> Dataset extract
______________________________

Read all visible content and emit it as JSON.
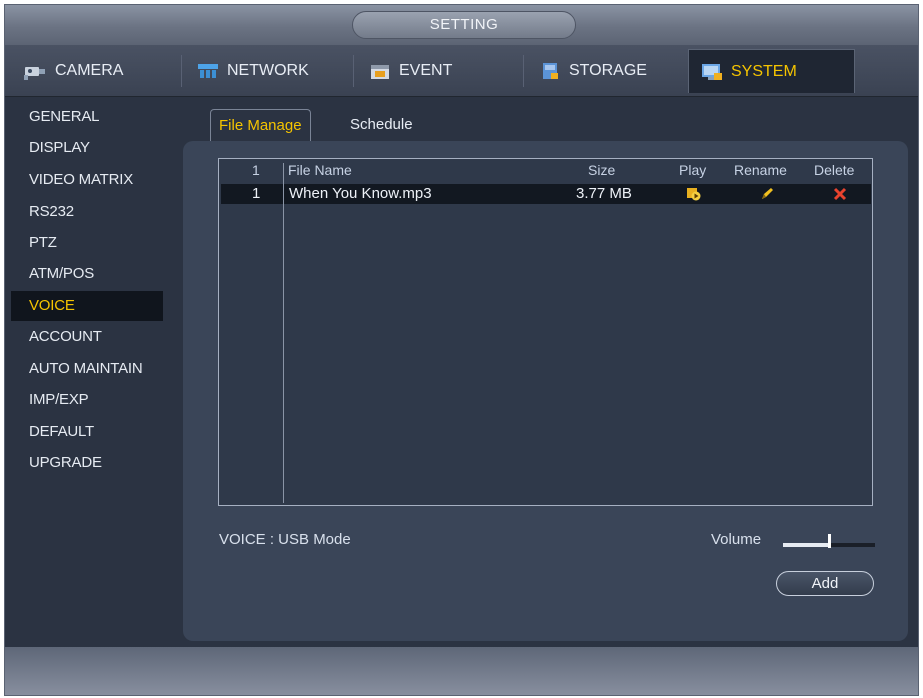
{
  "window": {
    "title": "SETTING"
  },
  "tabs": [
    {
      "label": "CAMERA",
      "icon": "camera-icon"
    },
    {
      "label": "NETWORK",
      "icon": "network-icon"
    },
    {
      "label": "EVENT",
      "icon": "event-icon"
    },
    {
      "label": "STORAGE",
      "icon": "storage-icon"
    },
    {
      "label": "SYSTEM",
      "icon": "system-icon",
      "active": true
    }
  ],
  "sidebar": {
    "items": [
      {
        "label": "GENERAL"
      },
      {
        "label": "DISPLAY"
      },
      {
        "label": "VIDEO MATRIX"
      },
      {
        "label": "RS232"
      },
      {
        "label": "PTZ"
      },
      {
        "label": "ATM/POS"
      },
      {
        "label": "VOICE",
        "active": true
      },
      {
        "label": "ACCOUNT"
      },
      {
        "label": "AUTO MAINTAIN"
      },
      {
        "label": "IMP/EXP"
      },
      {
        "label": "DEFAULT"
      },
      {
        "label": "UPGRADE"
      }
    ]
  },
  "content_tabs": [
    {
      "label": "File Manage",
      "active": true
    },
    {
      "label": "Schedule"
    }
  ],
  "table": {
    "headers": {
      "index": "1",
      "file_name": "File Name",
      "size": "Size",
      "play": "Play",
      "rename": "Rename",
      "delete": "Delete"
    },
    "rows": [
      {
        "index": "1",
        "file_name": "When You Know.mp3",
        "size": "3.77 MB",
        "play_icon": "play-icon",
        "rename_icon": "edit-icon",
        "delete_icon": "delete-icon"
      }
    ]
  },
  "footer": {
    "voice_mode": "VOICE : USB Mode",
    "volume_label": "Volume",
    "volume_level": 0.5,
    "add_label": "Add"
  },
  "colors": {
    "accent": "#f5c400",
    "background": "#2b3342",
    "panel": "#3a4558",
    "delete": "#e8432e"
  }
}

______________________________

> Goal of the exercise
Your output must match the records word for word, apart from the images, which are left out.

> Task result
Read all visible content and emit it as JSON.
{
  "window": {
    "title": "SETTING"
  },
  "tabs": [
    {
      "label": "CAMERA",
      "icon": "camera-icon"
    },
    {
      "label": "NETWORK",
      "icon": "network-icon"
    },
    {
      "label": "EVENT",
      "icon": "event-icon"
    },
    {
      "label": "STORAGE",
      "icon": "storage-icon"
    },
    {
      "label": "SYSTEM",
      "icon": "system-icon",
      "active": true
    }
  ],
  "sidebar": {
    "items": [
      {
        "label": "GENERAL"
      },
      {
        "label": "DISPLAY"
      },
      {
        "label": "VIDEO MATRIX"
      },
      {
        "label": "RS232"
      },
      {
        "label": "PTZ"
      },
      {
        "label": "ATM/POS"
      },
      {
        "label": "VOICE",
        "active": true
      },
      {
        "label": "ACCOUNT"
      },
      {
        "label": "AUTO MAINTAIN"
      },
      {
        "label": "IMP/EXP"
      },
      {
        "label": "DEFAULT"
      },
      {
        "label": "UPGRADE"
      }
    ]
  },
  "content_tabs": [
    {
      "label": "File Manage",
      "active": true
    },
    {
      "label": "Schedule"
    }
  ],
  "table": {
    "headers": {
      "index": "1",
      "file_name": "File Name",
      "size": "Size",
      "play": "Play",
      "rename": "Rename",
      "delete": "Delete"
    },
    "rows": [
      {
        "index": "1",
        "file_name": "When You Know.mp3",
        "size": "3.77 MB",
        "play_icon": "play-icon",
        "rename_icon": "edit-icon",
        "delete_icon": "delete-icon"
      }
    ]
  },
  "footer": {
    "voice_mode": "VOICE : USB Mode",
    "volume_label": "Volume",
    "volume_level": 0.5,
    "add_label": "Add"
  },
  "colors": {
    "accent": "#f5c400",
    "background": "#2b3342",
    "panel": "#3a4558",
    "delete": "#e8432e"
  }
}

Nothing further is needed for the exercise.